Schlaining

Synagogue built in: 18th Century
Earliest record of community: 2nd half of the 17th century
Last rabbi: Felix Blau
Community members: 1697: 55; 1735: 45; 1857: 600; 1920: 59; 1934: 19
Pogrom Night: Devastated
After 1945: Empty
Today: Reopened in 1988 as the library of the Austrian Study Center for Peace and Conflict Studies
Summary: The Jewish community in Schlaining (renamed Stadtschlaining in 1991), in the Burgenland province of modern-day Austria, was founded in the second half of the 17th century.

The local nobles, the Batthyány family, rented houses to the Jewish families, who in turn paid them for their protection.
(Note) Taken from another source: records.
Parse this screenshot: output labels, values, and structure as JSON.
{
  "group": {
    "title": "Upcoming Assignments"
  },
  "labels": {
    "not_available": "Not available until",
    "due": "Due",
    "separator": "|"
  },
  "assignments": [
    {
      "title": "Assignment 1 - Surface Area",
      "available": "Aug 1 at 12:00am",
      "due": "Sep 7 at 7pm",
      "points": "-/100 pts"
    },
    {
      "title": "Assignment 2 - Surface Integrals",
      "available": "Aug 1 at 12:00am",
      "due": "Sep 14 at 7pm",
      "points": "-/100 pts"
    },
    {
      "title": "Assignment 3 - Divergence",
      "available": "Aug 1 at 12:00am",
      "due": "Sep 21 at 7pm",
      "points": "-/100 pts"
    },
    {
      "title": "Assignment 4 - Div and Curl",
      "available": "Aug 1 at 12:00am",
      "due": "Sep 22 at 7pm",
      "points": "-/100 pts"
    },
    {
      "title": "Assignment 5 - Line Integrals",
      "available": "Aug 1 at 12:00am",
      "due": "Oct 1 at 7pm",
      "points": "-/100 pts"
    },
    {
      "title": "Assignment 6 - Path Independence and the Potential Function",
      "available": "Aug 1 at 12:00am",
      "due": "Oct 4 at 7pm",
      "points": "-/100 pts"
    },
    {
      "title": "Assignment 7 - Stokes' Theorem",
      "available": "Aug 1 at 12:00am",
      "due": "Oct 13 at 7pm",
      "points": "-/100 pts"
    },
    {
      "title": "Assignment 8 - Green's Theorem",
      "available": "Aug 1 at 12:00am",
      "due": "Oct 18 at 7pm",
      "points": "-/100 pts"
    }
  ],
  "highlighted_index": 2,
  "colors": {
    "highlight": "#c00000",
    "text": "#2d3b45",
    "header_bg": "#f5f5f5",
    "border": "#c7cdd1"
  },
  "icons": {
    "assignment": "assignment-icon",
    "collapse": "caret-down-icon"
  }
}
Any new Jewish family wishing to settle needed the earl’s permission, and had to pay extra. Schlaining’s Jews paid additional taxes on their trade in tobacco, soap, candles and wine.

As the town’s Jewish population grew, few of the newly-arrived Jewish families could afford to buy houses, they therefore took lodgings in Christian homes.

The Jews of Schlaining were given some autonomy to manage their community affairs. They chose a leader, referred to as the Judenrichter or “Jews’ judge,” who, along with five jurors, handled minor legal disputes; including claims made by Christians against Jews. The community submitted biannual reports on its finances to the earl. Schlaining’s Jews worked as peddlers, wine dealers, craftsmen and traders; a few did well enough to become merchants.

In 1715, Schlaining’s Jewish community had a synagogue; whether it was located on the site of today’s synagogue or elsewhere is unknown. Today’s synagogue building was erected in the 18th century as an extension of the rabbi’s house. It was renovated in 1864 by the master bricklayer Johann Lang, who probably installed the ladies’ gallery. Schlaining’s Jews adhered to the orthodox tradition until their community was destroyed in 1938.

We do not know when or where the first Jewish cemetery was established in Schlaining, but the second was laid on Basteigasse, on land that is privately owned today. A new cemetery, which is still preserved, was opened on the outskirts of town in or around 1902.

In 1840, the Hungarian government granted Jews freedom to live and trade throughout the whole country, prompting a mass movement of Jews from rural areas to the more economically attractive cities. Thereafter, the Schlaining community experienced an initial peak (in 1857) with 600 members; however, more than half had moved to Oberwart or Grosspetersdorf by the end of the 19th century.

Schlaining’s rabbi, Felix Blau, moved to Oberwart in 1922. A Jewish congregation was officially founded there in 1930, of which Schlaining became a subsidiary.

Following the Anschluss (the annexation of Austria to Germany in March 1938), Jewish businesses in Schlaining were Aryanized. Many Jews fled to Vienna; their property was sold by Oberwart Nazis to the local population. The synagogue was devastated during the pogrom of November 1938.

After the Second World War, the former synagogue remained empty for many years. It was renovated in 1988 and reopened as the library of the Austrian Study Center for Peace and Conflict Studies. A memorial plaque has been erected.
Located in: Burgenland